- Material for this task:
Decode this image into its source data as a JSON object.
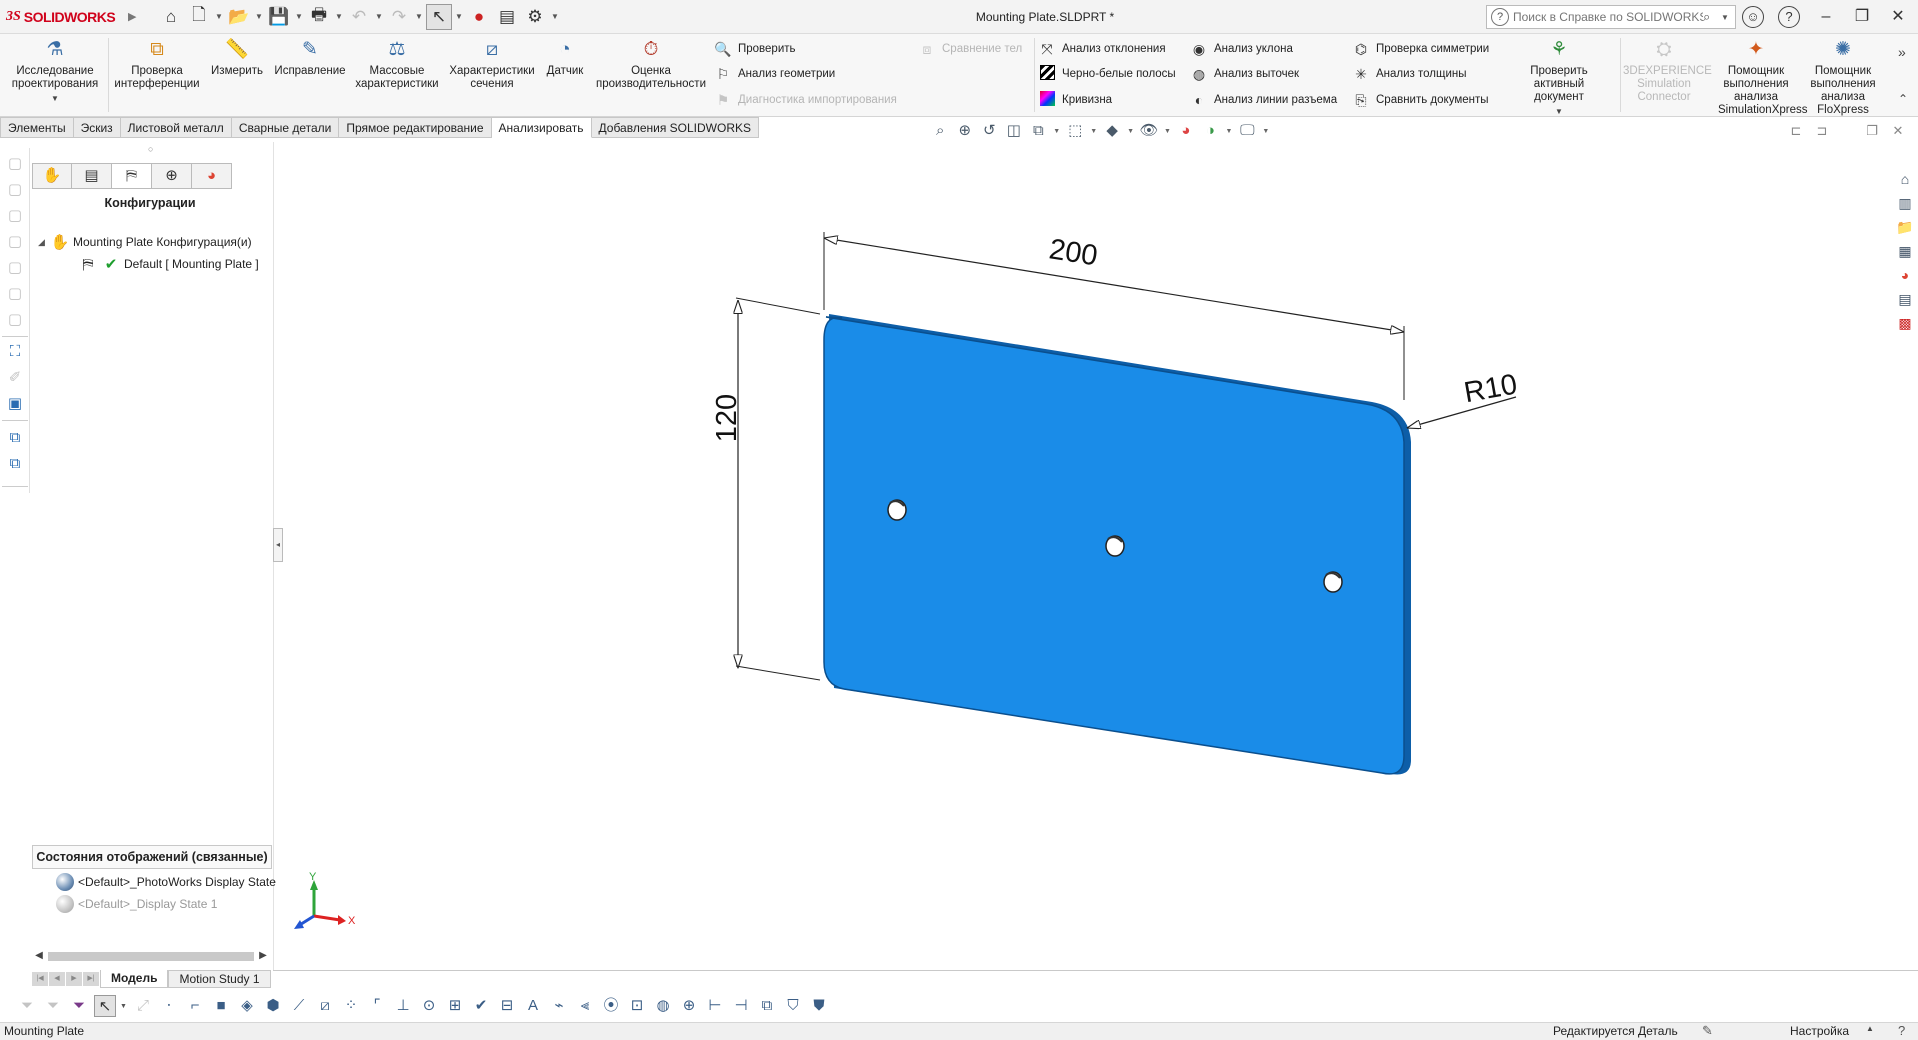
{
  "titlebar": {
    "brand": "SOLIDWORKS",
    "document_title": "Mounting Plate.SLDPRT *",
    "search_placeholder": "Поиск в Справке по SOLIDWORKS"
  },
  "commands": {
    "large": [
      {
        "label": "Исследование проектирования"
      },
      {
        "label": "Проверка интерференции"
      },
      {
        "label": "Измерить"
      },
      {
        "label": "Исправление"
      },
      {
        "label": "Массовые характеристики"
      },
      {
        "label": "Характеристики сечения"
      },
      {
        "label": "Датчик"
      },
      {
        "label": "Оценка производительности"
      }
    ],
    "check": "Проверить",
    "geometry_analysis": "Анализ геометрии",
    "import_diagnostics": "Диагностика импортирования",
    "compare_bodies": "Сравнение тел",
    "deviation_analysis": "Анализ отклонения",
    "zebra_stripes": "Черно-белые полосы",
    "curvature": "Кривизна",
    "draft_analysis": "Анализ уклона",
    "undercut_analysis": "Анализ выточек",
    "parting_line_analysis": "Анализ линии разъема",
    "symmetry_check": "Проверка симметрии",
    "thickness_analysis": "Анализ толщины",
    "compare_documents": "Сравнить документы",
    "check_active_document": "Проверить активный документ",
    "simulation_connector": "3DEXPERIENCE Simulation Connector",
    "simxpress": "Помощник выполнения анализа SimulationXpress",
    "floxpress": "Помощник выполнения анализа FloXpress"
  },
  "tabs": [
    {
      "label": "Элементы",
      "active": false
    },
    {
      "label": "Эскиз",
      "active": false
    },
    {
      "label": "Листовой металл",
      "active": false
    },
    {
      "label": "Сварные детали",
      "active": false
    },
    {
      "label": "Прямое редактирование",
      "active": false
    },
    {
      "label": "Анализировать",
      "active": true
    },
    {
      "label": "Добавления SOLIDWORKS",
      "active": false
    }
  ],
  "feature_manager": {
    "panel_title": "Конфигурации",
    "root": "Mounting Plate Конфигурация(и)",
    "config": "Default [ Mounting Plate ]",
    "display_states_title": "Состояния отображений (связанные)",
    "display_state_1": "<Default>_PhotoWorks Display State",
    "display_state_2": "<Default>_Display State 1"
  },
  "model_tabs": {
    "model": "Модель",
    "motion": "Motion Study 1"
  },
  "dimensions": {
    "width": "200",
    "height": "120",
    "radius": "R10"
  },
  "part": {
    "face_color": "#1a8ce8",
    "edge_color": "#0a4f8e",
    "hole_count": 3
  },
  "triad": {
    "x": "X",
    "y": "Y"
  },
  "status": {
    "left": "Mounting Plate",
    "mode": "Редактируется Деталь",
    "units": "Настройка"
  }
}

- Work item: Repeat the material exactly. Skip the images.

- Solution below:
Decode this image into its source data as a JSON object.
{
  "titlebar": {
    "brand": "SOLIDWORKS",
    "document_title": "Mounting Plate.SLDPRT *",
    "search_placeholder": "Поиск в Справке по SOLIDWORKS"
  },
  "commands": {
    "large": [
      {
        "label": "Исследование проектирования"
      },
      {
        "label": "Проверка интерференции"
      },
      {
        "label": "Измерить"
      },
      {
        "label": "Исправление"
      },
      {
        "label": "Массовые характеристики"
      },
      {
        "label": "Характеристики сечения"
      },
      {
        "label": "Датчик"
      },
      {
        "label": "Оценка производительности"
      }
    ],
    "check": "Проверить",
    "geometry_analysis": "Анализ геометрии",
    "import_diagnostics": "Диагностика импортирования",
    "compare_bodies": "Сравнение тел",
    "deviation_analysis": "Анализ отклонения",
    "zebra_stripes": "Черно-белые полосы",
    "curvature": "Кривизна",
    "draft_analysis": "Анализ уклона",
    "undercut_analysis": "Анализ выточек",
    "parting_line_analysis": "Анализ линии разъема",
    "symmetry_check": "Проверка симметрии",
    "thickness_analysis": "Анализ толщины",
    "compare_documents": "Сравнить документы",
    "check_active_document": "Проверить активный документ",
    "simulation_connector": "3DEXPERIENCE Simulation Connector",
    "simxpress": "Помощник выполнения анализа SimulationXpress",
    "floxpress": "Помощник выполнения анализа FloXpress"
  },
  "tabs": [
    {
      "label": "Элементы",
      "active": false
    },
    {
      "label": "Эскиз",
      "active": false
    },
    {
      "label": "Листовой металл",
      "active": false
    },
    {
      "label": "Сварные детали",
      "active": false
    },
    {
      "label": "Прямое редактирование",
      "active": false
    },
    {
      "label": "Анализировать",
      "active": true
    },
    {
      "label": "Добавления SOLIDWORKS",
      "active": false
    }
  ],
  "feature_manager": {
    "panel_title": "Конфигурации",
    "root": "Mounting Plate Конфигурация(и)",
    "config": "Default [ Mounting Plate ]",
    "display_states_title": "Состояния отображений (связанные)",
    "display_state_1": "<Default>_PhotoWorks Display State",
    "display_state_2": "<Default>_Display State 1"
  },
  "model_tabs": {
    "model": "Модель",
    "motion": "Motion Study 1"
  },
  "dimensions": {
    "width": "200",
    "height": "120",
    "radius": "R10"
  },
  "part": {
    "face_color": "#1a8ce8",
    "edge_color": "#0a4f8e",
    "hole_count": 3
  },
  "triad": {
    "x": "X",
    "y": "Y"
  },
  "status": {
    "left": "Mounting Plate",
    "mode": "Редактируется Деталь",
    "units": "Настройка"
  }
}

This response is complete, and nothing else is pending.